● Work instructions
The data is to be set down once more, exactly as it reads.

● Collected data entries
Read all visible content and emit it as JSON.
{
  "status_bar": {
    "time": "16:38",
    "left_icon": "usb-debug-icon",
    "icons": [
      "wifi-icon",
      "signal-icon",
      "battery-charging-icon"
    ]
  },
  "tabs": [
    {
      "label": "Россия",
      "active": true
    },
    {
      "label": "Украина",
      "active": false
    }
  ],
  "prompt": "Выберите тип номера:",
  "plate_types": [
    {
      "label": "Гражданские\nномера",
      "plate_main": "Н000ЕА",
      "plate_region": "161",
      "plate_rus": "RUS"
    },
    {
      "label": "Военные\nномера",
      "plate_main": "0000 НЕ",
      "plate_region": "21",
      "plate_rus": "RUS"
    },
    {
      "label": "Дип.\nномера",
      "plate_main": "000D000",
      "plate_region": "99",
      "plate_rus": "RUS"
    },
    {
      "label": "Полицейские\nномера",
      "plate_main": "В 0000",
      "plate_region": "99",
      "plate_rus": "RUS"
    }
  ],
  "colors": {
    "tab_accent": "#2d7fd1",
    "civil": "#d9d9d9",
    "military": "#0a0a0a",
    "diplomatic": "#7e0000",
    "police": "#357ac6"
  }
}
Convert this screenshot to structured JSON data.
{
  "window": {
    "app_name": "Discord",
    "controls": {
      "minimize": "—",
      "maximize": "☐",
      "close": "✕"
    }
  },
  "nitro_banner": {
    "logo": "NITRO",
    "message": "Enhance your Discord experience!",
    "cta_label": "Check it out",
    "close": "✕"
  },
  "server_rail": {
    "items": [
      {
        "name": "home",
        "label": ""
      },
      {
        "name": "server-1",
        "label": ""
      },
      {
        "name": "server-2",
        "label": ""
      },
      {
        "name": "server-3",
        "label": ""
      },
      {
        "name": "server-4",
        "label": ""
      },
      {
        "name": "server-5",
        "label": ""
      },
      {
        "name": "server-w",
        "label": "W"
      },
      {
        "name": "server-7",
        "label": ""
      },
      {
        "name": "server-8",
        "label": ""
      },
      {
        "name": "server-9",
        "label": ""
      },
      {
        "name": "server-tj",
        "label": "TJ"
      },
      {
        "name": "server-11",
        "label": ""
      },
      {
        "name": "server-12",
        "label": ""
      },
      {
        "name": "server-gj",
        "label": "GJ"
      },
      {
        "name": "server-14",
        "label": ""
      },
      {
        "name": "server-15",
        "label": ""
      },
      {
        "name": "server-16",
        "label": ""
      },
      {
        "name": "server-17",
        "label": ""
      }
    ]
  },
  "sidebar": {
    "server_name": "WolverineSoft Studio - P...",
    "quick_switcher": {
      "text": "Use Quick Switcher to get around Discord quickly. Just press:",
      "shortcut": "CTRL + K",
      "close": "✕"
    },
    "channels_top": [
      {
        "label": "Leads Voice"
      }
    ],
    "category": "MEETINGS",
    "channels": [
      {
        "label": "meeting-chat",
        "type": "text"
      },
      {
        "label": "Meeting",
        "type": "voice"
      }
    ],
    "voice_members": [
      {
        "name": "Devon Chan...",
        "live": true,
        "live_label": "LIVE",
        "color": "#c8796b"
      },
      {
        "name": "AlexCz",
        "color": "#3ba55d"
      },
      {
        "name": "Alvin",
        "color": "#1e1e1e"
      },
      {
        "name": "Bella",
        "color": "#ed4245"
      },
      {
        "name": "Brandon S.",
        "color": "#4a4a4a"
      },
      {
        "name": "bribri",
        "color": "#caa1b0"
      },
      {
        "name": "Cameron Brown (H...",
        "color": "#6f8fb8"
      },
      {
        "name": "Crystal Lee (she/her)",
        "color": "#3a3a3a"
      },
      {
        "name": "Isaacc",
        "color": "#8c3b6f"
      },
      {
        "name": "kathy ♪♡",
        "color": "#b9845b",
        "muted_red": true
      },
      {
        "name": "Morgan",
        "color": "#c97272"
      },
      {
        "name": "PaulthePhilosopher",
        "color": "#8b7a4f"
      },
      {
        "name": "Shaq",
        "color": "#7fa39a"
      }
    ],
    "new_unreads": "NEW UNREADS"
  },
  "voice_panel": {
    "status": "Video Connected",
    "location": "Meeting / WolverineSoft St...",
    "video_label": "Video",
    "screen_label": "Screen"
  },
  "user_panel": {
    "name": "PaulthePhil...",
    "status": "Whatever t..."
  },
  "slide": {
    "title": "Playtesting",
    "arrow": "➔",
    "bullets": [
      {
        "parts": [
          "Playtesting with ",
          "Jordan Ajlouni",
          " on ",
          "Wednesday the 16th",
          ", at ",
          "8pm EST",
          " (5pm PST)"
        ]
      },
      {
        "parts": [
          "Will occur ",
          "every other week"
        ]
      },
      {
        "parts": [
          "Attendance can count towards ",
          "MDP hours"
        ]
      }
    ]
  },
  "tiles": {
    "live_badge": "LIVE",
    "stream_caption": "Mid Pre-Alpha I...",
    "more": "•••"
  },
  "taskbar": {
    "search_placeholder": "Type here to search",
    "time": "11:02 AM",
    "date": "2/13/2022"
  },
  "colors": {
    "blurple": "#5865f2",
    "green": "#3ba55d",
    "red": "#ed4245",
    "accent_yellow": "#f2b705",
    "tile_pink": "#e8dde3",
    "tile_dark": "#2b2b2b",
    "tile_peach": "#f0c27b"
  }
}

● Answer section
Read all visible content and emit it as JSON.
{
  "status_bar": {
    "time": "16:38",
    "left_icon": "usb-debug-icon",
    "icons": [
      "wifi-icon",
      "signal-icon",
      "battery-charging-icon"
    ]
  },
  "tabs": [
    {
      "label": "Россия",
      "active": true
    },
    {
      "label": "Украина",
      "active": false
    }
  ],
  "prompt": "Выберите тип номера:",
  "plate_types": [
    {
      "label": "Гражданские\nномера",
      "plate_main": "Н000ЕА",
      "plate_region": "161",
      "plate_rus": "RUS"
    },
    {
      "label": "Военные\nномера",
      "plate_main": "0000 НЕ",
      "plate_region": "21",
      "plate_rus": "RUS"
    },
    {
      "label": "Дип.\nномера",
      "plate_main": "000D000",
      "plate_region": "99",
      "plate_rus": "RUS"
    },
    {
      "label": "Полицейские\nномера",
      "plate_main": "В 0000",
      "plate_region": "99",
      "plate_rus": "RUS"
    }
  ],
  "colors": {
    "tab_accent": "#2d7fd1",
    "civil": "#d9d9d9",
    "military": "#0a0a0a",
    "diplomatic": "#7e0000",
    "police": "#357ac6"
  }
}
Convert this screenshot to structured JSON data.
{
  "window": {
    "app_name": "Discord",
    "controls": {
      "minimize": "—",
      "maximize": "☐",
      "close": "✕"
    }
  },
  "nitro_banner": {
    "logo": "NITRO",
    "message": "Enhance your Discord experience!",
    "cta_label": "Check it out",
    "close": "✕"
  },
  "server_rail": {
    "items": [
      {
        "name": "home",
        "label": ""
      },
      {
        "name": "server-1",
        "label": ""
      },
      {
        "name": "server-2",
        "label": ""
      },
      {
        "name": "server-3",
        "label": ""
      },
      {
        "name": "server-4",
        "label": ""
      },
      {
        "name": "server-5",
        "label": ""
      },
      {
        "name": "server-w",
        "label": "W"
      },
      {
        "name": "server-7",
        "label": ""
      },
      {
        "name": "server-8",
        "label": ""
      },
      {
        "name": "server-9",
        "label": ""
      },
      {
        "name": "server-tj",
        "label": "TJ"
      },
      {
        "name": "server-11",
        "label": ""
      },
      {
        "name": "server-12",
        "label": ""
      },
      {
        "name": "server-gj",
        "label": "GJ"
      },
      {
        "name": "server-14",
        "label": ""
      },
      {
        "name": "server-15",
        "label": ""
      },
      {
        "name": "server-16",
        "label": ""
      },
      {
        "name": "server-17",
        "label": ""
      }
    ]
  },
  "sidebar": {
    "server_name": "WolverineSoft Studio - P...",
    "quick_switcher": {
      "text": "Use Quick Switcher to get around Discord quickly. Just press:",
      "shortcut": "CTRL + K",
      "close": "✕"
    },
    "channels_top": [
      {
        "label": "Leads Voice"
      }
    ],
    "category": "MEETINGS",
    "channels": [
      {
        "label": "meeting-chat",
        "type": "text"
      },
      {
        "label": "Meeting",
        "type": "voice"
      }
    ],
    "voice_members": [
      {
        "name": "Devon Chan...",
        "live": true,
        "live_label": "LIVE",
        "color": "#c8796b"
      },
      {
        "name": "AlexCz",
        "color": "#3ba55d"
      },
      {
        "name": "Alvin",
        "color": "#1e1e1e"
      },
      {
        "name": "Bella",
        "color": "#ed4245"
      },
      {
        "name": "Brandon S.",
        "color": "#4a4a4a"
      },
      {
        "name": "bribri",
        "color": "#caa1b0"
      },
      {
        "name": "Cameron Brown (H...",
        "color": "#6f8fb8"
      },
      {
        "name": "Crystal Lee (she/her)",
        "color": "#3a3a3a"
      },
      {
        "name": "Isaacc",
        "color": "#8c3b6f"
      },
      {
        "name": "kathy ♪♡",
        "color": "#b9845b",
        "muted_red": true
      },
      {
        "name": "Morgan",
        "color": "#c97272"
      },
      {
        "name": "PaulthePhilosopher",
        "color": "#8b7a4f"
      },
      {
        "name": "Shaq",
        "color": "#7fa39a"
      }
    ],
    "new_unreads": "NEW UNREADS"
  },
  "voice_panel": {
    "status": "Video Connected",
    "location": "Meeting / WolverineSoft St...",
    "video_label": "Video",
    "screen_label": "Screen"
  },
  "user_panel": {
    "name": "PaulthePhil...",
    "status": "Whatever t..."
  },
  "slide": {
    "title": "Playtesting",
    "arrow": "➔",
    "bullets": [
      {
        "parts": [
          "Playtesting with ",
          "Jordan Ajlouni",
          " on ",
          "Wednesday the 16th",
          ", at ",
          "8pm EST",
          " (5pm PST)"
        ]
      },
      {
        "parts": [
          "Will occur ",
          "every other week"
        ]
      },
      {
        "parts": [
          "Attendance can count towards ",
          "MDP hours"
        ]
      }
    ]
  },
  "tiles": {
    "live_badge": "LIVE",
    "stream_caption": "Mid Pre-Alpha I...",
    "more": "•••"
  },
  "taskbar": {
    "search_placeholder": "Type here to search",
    "time": "11:02 AM",
    "date": "2/13/2022"
  },
  "colors": {
    "blurple": "#5865f2",
    "green": "#3ba55d",
    "red": "#ed4245",
    "accent_yellow": "#f2b705",
    "tile_pink": "#e8dde3",
    "tile_dark": "#2b2b2b",
    "tile_peach": "#f0c27b"
  }
}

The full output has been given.